MATERIAL SUPPLIED.
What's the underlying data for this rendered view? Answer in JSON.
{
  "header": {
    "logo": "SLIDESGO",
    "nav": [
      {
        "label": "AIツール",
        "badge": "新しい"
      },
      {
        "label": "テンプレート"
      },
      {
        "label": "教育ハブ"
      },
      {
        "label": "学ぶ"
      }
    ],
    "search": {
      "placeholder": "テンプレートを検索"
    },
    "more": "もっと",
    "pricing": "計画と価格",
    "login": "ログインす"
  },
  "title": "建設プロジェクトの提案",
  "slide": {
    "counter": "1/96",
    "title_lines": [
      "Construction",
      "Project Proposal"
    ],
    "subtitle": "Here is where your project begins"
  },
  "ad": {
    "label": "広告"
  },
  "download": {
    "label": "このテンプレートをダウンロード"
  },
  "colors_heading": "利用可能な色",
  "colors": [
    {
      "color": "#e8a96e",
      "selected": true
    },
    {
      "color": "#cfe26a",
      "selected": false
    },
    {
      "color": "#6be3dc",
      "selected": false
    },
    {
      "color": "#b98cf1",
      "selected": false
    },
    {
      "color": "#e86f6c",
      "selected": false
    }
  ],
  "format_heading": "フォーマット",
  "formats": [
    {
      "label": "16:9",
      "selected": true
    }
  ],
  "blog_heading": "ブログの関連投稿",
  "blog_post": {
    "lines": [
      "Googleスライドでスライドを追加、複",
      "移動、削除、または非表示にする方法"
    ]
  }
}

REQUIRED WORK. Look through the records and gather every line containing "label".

WRITTEN REPLY.
        "label": "AIツール",
        "label": "テンプレート"
        "label": "教育ハブ"
        "label": "学ぶ"
    "label": "広告"
    "label": "このテンプレートをダウンロード"
      "label": "16:9",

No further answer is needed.